My response to this argument that economists don't get the politics of the euro was simply "I think we get the underlying political motivations. But whether the euro was politically motivated for the most part, or not, economics matters for the sustainability of a political union." Paul Krugman has more to say:
Annoying Euro Apologetics, by Paul Krugman: Are there good arguments against the proposition that the creation of the euro was an epic mistake? Maybe. But the arguments I’ve been hearing lately are really bad. And they’re also deeply annoying.
One argument I keep seeing is that economist critics like myself don’t understand that the euro was a political and strategic project, not merely a matter of economic costs and benefits.
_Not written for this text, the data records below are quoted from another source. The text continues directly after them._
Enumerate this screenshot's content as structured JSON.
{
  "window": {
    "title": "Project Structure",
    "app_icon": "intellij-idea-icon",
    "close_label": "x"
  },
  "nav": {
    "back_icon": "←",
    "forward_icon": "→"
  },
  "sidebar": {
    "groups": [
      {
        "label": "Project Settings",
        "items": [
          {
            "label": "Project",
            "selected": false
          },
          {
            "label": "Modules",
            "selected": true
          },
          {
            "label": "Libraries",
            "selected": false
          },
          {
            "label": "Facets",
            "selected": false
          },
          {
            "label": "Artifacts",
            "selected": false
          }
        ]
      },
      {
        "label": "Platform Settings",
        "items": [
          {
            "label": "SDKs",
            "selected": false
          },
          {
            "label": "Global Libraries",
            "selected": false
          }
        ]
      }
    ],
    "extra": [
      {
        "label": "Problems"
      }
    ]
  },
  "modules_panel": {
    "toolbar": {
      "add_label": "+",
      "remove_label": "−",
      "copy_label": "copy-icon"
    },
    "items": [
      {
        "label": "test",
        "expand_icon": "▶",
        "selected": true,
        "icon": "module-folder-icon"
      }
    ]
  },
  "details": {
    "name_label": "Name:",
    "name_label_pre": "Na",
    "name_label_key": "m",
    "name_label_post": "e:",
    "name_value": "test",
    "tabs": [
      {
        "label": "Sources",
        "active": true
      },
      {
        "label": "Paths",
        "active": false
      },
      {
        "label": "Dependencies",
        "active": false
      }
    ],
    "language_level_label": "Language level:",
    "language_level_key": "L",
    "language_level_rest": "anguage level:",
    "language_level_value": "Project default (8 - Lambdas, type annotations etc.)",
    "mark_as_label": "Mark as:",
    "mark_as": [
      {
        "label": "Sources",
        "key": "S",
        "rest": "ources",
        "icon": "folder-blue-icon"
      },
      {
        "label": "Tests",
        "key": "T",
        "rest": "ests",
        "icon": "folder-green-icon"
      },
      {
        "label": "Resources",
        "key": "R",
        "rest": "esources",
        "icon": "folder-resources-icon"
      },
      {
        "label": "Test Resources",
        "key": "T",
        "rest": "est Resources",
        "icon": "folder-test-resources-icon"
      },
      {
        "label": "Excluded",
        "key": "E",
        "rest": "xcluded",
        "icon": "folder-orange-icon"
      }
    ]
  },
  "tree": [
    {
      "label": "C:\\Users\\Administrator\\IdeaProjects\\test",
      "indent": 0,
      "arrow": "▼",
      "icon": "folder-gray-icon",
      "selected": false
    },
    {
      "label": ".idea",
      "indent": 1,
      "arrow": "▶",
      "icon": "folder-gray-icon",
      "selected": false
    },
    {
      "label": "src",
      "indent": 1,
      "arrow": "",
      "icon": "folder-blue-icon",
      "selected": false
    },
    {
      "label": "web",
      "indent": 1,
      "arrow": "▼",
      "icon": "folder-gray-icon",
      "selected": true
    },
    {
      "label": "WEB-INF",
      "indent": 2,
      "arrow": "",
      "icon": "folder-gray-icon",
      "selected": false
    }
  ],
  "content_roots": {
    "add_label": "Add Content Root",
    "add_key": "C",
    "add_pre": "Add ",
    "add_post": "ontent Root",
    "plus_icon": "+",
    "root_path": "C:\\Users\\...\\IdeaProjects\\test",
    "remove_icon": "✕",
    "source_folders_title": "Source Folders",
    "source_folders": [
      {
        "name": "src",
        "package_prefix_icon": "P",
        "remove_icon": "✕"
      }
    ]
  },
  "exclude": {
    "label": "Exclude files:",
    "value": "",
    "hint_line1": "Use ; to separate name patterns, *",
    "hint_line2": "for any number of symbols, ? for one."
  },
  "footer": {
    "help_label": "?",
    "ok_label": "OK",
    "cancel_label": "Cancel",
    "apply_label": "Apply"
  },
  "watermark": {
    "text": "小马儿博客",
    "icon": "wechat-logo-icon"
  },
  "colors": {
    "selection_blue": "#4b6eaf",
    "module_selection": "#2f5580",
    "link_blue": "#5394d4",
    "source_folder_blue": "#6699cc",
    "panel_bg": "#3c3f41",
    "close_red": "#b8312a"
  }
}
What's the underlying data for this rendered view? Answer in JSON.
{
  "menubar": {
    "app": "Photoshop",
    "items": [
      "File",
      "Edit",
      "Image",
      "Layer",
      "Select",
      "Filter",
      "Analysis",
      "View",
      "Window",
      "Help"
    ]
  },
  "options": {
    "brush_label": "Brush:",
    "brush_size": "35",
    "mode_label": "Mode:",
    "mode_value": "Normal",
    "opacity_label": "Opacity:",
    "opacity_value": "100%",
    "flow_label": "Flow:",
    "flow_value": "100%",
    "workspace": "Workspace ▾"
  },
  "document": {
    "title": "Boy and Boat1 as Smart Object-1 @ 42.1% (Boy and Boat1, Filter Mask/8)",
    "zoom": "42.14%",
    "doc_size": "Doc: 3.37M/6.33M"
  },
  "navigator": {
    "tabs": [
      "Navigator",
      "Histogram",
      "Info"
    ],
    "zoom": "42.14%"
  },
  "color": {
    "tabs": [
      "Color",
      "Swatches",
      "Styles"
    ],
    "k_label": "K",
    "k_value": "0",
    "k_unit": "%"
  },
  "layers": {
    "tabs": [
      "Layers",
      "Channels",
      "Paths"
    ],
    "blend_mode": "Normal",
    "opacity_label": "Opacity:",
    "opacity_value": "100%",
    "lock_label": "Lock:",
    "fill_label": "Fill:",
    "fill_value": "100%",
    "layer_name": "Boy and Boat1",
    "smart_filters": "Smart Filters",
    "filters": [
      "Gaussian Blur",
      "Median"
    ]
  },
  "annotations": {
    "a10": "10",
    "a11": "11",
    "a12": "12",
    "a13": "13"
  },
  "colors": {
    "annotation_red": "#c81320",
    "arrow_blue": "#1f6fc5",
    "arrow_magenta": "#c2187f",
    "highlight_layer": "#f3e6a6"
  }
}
Yes, I’m a dumb uncouth economist, completely unaware of the role of politics and international strategy in policy decisions, who never heard of the European project and its origins in the effort to put Europe’s legacy of war behind it, not to mention strengthen democracy in the Cold War.
Well, actually I do know all about that. The point, however, is that while the European project has at every stage combined economic objectives with broader political goals – it’s about peace and democracy through integration and prosperity – the project can’t be expected to work unless the economic measures are a good idea in and of themselves, or at least a non-catastrophic idea. What happened in the march to the euro was that European elites, in love with the symbolism of a single currency, closed their minds to warnings that currency union – unlike the removal of trade barriers – was at best ambiguous in its economic logic, and arguably, even ex ante, a very bad idea indeed.
An alternative argument, which we’re hearing from depressed European economies like Finland, is that the short-term costs of inflexibility are outweighed by the supposedly huge gains from greater integration. But where’s the evidence for these huge gains? ...
As I said, maybe there are good arguments against the proposition that the euro was a mistake. But pointing out that politics matters, and economies grow, doesn’t cut it; these aren’t the factoids you’re looking for.